##### Data to use #####

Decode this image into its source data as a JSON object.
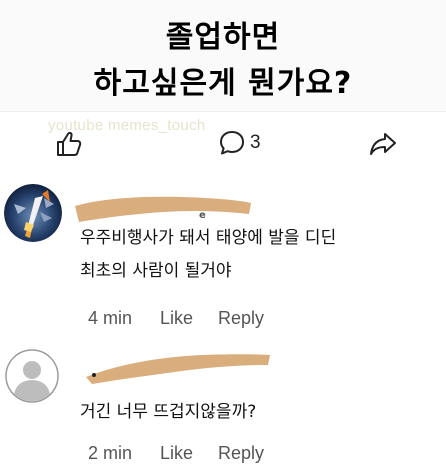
{
  "title": {
    "line1": "졸업하면",
    "line2": "하고싶은게 뭔가요?"
  },
  "watermark": "youtube memes_touch",
  "action_bar": {
    "like_icon": "thumbs-up-icon",
    "comment_icon": "speech-bubble-icon",
    "comment_count": "3",
    "share_icon": "share-arrow-icon"
  },
  "comments": [
    {
      "avatar": "rocket-avatar",
      "name_tail": "e",
      "lines": [
        "우주비행사가 돼서 태양에 발을 디딘",
        "최초의 사람이 될거야"
      ],
      "time": "4 min",
      "like_label": "Like",
      "reply_label": "Reply"
    },
    {
      "avatar": "default-user-avatar",
      "lines": [
        "거긴 너무 뜨겁지않을까?"
      ],
      "time": "2 min",
      "like_label": "Like",
      "reply_label": "Reply"
    }
  ],
  "colors": {
    "redaction": "#d9ad7c",
    "title_band": "#fafafa",
    "watermark": "#e8e3cc",
    "meta_text": "#555555"
  }
}
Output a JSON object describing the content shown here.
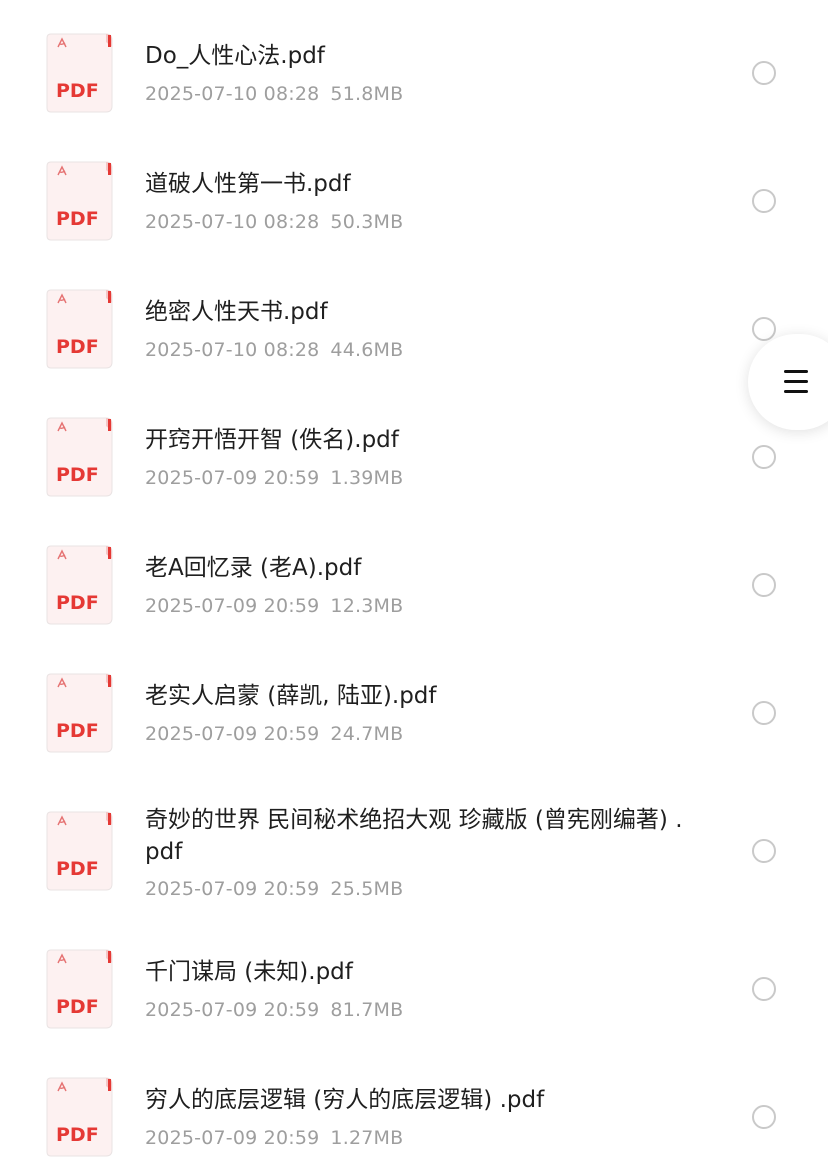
{
  "colors": {
    "accent": "#e53935",
    "name_text": "#1f1f1f",
    "meta_text": "#9e9e9e",
    "radio_border": "#c9c9c9"
  },
  "icons": {
    "file": "pdf-file-icon",
    "select": "radio-unchecked-icon",
    "menu": "hamburger-menu-icon"
  },
  "pdf_badge": "PDF",
  "files": [
    {
      "name": "Do_人性心法.pdf",
      "date": "2025-07-10 08:28",
      "size": "51.8MB"
    },
    {
      "name": "道破人性第一书.pdf",
      "date": "2025-07-10 08:28",
      "size": "50.3MB"
    },
    {
      "name": "绝密人性天书.pdf",
      "date": "2025-07-10 08:28",
      "size": "44.6MB"
    },
    {
      "name": "开窍开悟开智 (佚名).pdf",
      "date": "2025-07-09 20:59",
      "size": "1.39MB"
    },
    {
      "name": "老A回忆录 (老A).pdf",
      "date": "2025-07-09 20:59",
      "size": "12.3MB"
    },
    {
      "name": "老实人启蒙 (薛凯, 陆亚).pdf",
      "date": "2025-07-09 20:59",
      "size": "24.7MB"
    },
    {
      "name": "奇妙的世界 民间秘术绝招大观 珍藏版 (曾宪刚编著) .pdf",
      "date": "2025-07-09 20:59",
      "size": "25.5MB"
    },
    {
      "name": "千门谋局 (未知).pdf",
      "date": "2025-07-09 20:59",
      "size": "81.7MB"
    },
    {
      "name": "穷人的底层逻辑 (穷人的底层逻辑) .pdf",
      "date": "2025-07-09 20:59",
      "size": "1.27MB"
    }
  ]
}
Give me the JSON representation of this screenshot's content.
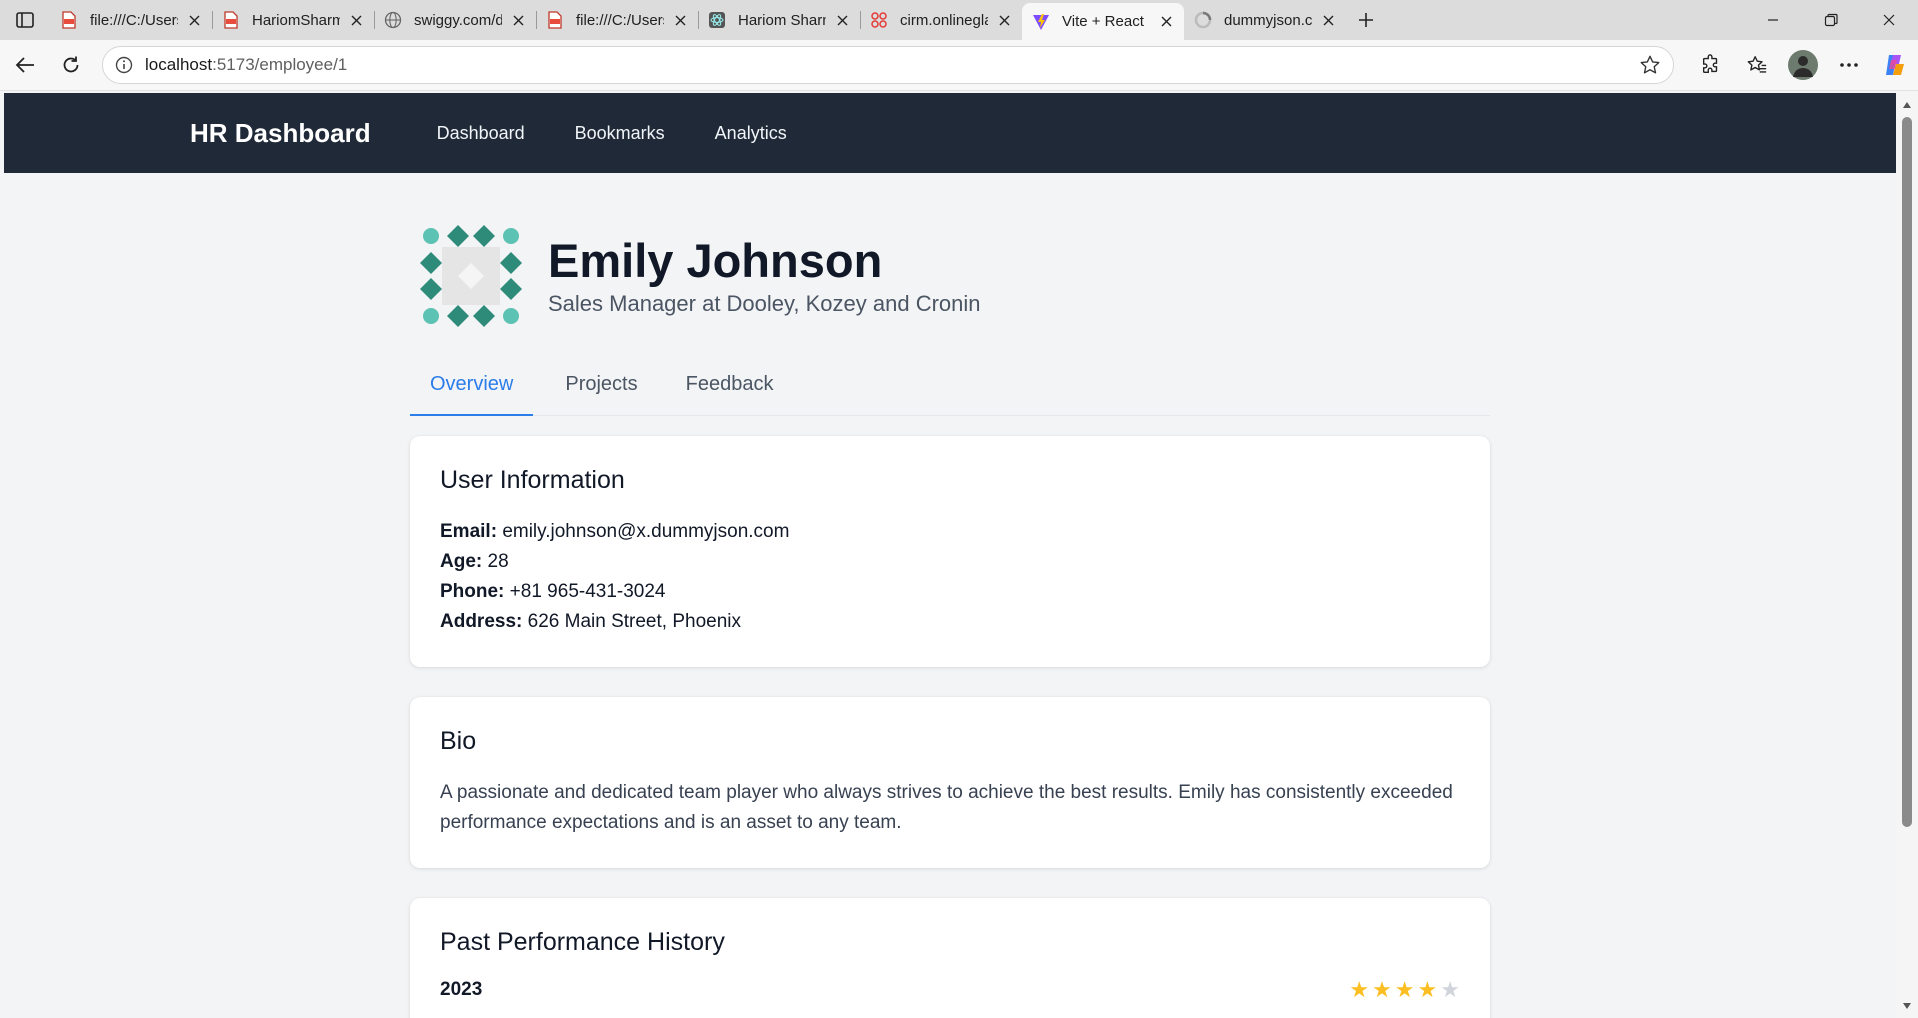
{
  "browser": {
    "tabs": [
      {
        "title": "file:///C:/Users/Ha",
        "icon": "pdf-icon",
        "active": false
      },
      {
        "title": "HariomSharmaRes",
        "icon": "pdf-icon",
        "active": false
      },
      {
        "title": "swiggy.com/dapi/",
        "icon": "globe-icon",
        "active": false
      },
      {
        "title": "file:///C:/Users/Ha",
        "icon": "pdf-icon",
        "active": false
      },
      {
        "title": "Hariom Sharma || I",
        "icon": "react-icon",
        "active": false
      },
      {
        "title": "cirm.onlinegla.com",
        "icon": "gla-icon",
        "active": false
      },
      {
        "title": "Vite + React",
        "icon": "vite-icon",
        "active": true
      },
      {
        "title": "dummyjson.com/u",
        "icon": "loading-icon",
        "active": false
      }
    ],
    "url_host": "localhost",
    "url_rest": ":5173/employee/1"
  },
  "app": {
    "brand": "HR Dashboard",
    "nav": [
      "Dashboard",
      "Bookmarks",
      "Analytics"
    ]
  },
  "profile": {
    "name": "Emily Johnson",
    "subtitle": "Sales Manager at Dooley, Kozey and Cronin",
    "tabs": [
      "Overview",
      "Projects",
      "Feedback"
    ],
    "active_tab": "Overview"
  },
  "user_info": {
    "heading": "User Information",
    "email_label": "Email:",
    "email": "emily.johnson@x.dummyjson.com",
    "age_label": "Age:",
    "age": "28",
    "phone_label": "Phone:",
    "phone": "+81 965-431-3024",
    "address_label": "Address:",
    "address": "626 Main Street, Phoenix"
  },
  "bio": {
    "heading": "Bio",
    "text": "A passionate and dedicated team player who always strives to achieve the best results. Emily has consistently exceeded performance expectations and is an asset to any team."
  },
  "performance": {
    "heading": "Past Performance History",
    "entries": [
      {
        "year": "2023",
        "rating": 4,
        "max": 5
      }
    ]
  },
  "colors": {
    "nav_bg": "#1f2937",
    "accent": "#2b7de9",
    "star_filled": "#fbbf24",
    "star_empty": "#d1d5db",
    "identicon_dark": "#2e8b7a",
    "identicon_light": "#5cc2b3"
  }
}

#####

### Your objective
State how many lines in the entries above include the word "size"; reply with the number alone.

### Task answer
9